Aideliz Jimenez is a legal assistant for the New York City employment discrimination and sexual harassment attorneys at Phillips & Associates. She graduates from LaGuardia College in 2017 with an associate's degree and has acquired real world experience in many different work settings, including a restaurant, a cosmetic and dermatology salon, visual merchandising, and sales. She is bilingual and can interact with people from many different cultures.
Ms. Jimenez is committed to providing dedicated and compassionate service to Phillips & Associates’ clients. Often, people are anxious and experiencing a great deal of turmoil about their employment law claim. It may be emotionally draining to deal with discrimination, harassment, or unpaid wages, or to confront an employer about a failure to meet its legal obligations. Ms. Jimenez uses her experience from many different types of work to relate to clients, direct them to the appropriate attorney for help, and support them during the sometimes complicated process of bringing a lawsuit for damages.
With regard to wages, for example, workers are protected under the federal Fair Labor Standards Act, which sets a minimum wage for the U.S. However, most states have wage and hour laws as well. Employers in states with a higher minimum wage—like New York—must pay that wage. As of 2016, the minimum wage is $9 in New York, and it is set to increase to $15 by the end of 2018.
In New York, employers are also required to pay nonexempt employees 1 1/2 times the employee's regular rate for overtime. Overtime is any time that is over 40 hours in a single week for a nonresidential employee or 44 hours per week for a residential employee.
In New York, tipped hourly employees may be paid differently, depending on their occupation. However, the hourly wage combined with "tip credits" must bring the hourly wage up to the minimum standards.
Meal breaks are required and vary depending on the industry. For example, if you work in a factory, you are supposed to get a 60-minute break between 11 a.m. and 2 p.m. If you are a mercantile employee, you are supposed to receive 30 minutes between 11 a.m. and 2 p.m. When these breaks may be taken varies depending on the time that a shift starts.

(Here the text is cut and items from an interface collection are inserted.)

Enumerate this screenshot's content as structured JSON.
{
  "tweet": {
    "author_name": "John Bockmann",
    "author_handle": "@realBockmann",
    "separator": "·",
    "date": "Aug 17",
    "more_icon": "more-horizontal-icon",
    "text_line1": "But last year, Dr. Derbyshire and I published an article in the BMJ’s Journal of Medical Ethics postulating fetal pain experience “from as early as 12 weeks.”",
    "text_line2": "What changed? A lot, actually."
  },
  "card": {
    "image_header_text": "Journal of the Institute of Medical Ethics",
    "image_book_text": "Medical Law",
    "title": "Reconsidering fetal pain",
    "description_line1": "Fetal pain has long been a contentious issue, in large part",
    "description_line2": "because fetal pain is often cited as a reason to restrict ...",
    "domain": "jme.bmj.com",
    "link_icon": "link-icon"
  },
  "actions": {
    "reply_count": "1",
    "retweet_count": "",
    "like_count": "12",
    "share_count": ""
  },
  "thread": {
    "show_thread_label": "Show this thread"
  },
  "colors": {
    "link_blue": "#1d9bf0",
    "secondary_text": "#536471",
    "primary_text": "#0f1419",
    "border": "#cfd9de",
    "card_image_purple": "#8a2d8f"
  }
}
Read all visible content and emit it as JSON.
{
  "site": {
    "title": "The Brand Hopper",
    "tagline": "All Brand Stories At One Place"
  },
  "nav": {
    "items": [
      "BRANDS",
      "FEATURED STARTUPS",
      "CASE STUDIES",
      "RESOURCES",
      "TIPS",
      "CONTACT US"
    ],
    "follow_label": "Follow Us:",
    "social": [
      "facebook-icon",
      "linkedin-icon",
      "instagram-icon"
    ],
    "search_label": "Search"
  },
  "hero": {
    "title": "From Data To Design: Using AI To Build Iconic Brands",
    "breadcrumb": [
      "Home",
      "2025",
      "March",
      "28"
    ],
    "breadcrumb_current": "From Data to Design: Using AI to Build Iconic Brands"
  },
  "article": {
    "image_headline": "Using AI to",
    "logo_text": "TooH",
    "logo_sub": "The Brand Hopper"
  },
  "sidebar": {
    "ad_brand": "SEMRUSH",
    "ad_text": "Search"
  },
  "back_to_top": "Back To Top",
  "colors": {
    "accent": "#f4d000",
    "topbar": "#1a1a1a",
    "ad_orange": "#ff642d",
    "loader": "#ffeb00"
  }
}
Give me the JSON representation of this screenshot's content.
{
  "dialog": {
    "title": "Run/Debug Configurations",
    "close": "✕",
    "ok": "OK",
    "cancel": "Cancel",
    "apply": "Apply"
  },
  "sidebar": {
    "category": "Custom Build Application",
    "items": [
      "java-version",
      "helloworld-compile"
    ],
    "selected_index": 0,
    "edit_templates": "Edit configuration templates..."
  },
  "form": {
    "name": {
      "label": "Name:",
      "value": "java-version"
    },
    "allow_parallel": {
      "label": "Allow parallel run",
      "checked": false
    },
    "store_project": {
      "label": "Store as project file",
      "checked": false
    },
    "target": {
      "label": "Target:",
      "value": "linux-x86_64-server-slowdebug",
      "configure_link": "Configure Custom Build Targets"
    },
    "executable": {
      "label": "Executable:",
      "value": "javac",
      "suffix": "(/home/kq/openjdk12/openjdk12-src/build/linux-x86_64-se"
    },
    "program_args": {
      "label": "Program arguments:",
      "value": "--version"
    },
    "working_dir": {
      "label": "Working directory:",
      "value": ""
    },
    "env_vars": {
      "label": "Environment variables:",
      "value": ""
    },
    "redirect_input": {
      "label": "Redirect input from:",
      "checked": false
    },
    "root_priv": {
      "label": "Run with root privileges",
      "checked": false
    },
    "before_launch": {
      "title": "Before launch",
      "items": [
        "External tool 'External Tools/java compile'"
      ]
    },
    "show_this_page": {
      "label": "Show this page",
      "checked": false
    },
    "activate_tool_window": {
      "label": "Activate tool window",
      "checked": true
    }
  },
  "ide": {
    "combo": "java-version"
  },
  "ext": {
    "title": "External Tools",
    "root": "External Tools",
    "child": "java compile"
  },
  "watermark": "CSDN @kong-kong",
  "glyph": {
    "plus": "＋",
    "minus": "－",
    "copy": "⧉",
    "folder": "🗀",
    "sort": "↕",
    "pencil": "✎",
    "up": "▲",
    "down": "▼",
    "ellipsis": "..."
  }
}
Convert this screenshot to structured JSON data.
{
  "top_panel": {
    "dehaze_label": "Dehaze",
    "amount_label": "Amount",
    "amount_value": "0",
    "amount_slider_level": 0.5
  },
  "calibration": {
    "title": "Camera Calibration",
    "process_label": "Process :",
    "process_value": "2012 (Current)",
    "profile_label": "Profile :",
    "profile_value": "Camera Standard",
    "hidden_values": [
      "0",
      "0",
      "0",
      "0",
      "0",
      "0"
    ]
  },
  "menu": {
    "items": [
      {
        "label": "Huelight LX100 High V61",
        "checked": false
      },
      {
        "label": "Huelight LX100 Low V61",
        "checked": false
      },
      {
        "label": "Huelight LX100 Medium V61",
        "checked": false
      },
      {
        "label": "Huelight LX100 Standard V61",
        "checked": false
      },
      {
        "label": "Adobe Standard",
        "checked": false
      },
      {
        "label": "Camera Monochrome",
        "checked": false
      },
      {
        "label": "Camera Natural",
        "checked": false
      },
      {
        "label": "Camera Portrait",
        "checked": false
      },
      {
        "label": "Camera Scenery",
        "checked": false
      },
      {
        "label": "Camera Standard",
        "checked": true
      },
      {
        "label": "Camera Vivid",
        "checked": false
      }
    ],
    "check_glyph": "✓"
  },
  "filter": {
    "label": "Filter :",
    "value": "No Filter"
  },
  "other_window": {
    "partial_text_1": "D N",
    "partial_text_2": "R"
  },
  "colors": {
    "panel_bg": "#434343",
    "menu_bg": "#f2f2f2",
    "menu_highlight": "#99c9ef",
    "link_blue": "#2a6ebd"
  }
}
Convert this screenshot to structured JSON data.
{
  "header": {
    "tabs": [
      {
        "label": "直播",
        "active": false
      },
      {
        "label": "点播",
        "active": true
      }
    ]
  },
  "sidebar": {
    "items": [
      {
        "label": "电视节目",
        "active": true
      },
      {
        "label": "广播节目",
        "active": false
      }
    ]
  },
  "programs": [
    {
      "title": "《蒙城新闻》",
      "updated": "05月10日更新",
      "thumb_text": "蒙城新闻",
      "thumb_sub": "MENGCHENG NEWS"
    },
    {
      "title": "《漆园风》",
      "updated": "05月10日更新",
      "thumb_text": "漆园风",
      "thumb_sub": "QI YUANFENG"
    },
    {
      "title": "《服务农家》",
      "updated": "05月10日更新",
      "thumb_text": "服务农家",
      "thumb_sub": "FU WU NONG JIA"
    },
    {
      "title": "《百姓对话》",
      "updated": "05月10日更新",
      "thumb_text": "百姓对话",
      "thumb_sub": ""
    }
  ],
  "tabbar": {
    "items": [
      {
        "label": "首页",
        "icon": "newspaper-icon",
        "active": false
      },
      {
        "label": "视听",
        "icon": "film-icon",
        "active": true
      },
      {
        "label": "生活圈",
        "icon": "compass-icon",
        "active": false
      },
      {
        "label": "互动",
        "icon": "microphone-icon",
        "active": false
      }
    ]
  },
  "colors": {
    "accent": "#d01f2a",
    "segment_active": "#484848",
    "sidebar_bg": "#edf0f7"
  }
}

In some cases, the labor commissioner allows a shorter break, but the permit to do this must be in writing and posted in the main entrance of your workplace.
Under section 215 of the New York State Labor Law, it is illegal for your employer to retaliate against you for complaining about a labor law violation to your employer, complaining to the Labor Department, giving information to the Labor Department, or testifying in an investigation under the Labor Law. The New York State Department of Labor may assess a penalty against your employer, and you also have the right to bring a private lawsuit in court for retaliation. You have two years to bring a lawsuit. It is wise to retain a knowledgeable New York employment attorney to determine your rights and evaluate whether it is appropriate to file a lawsuit.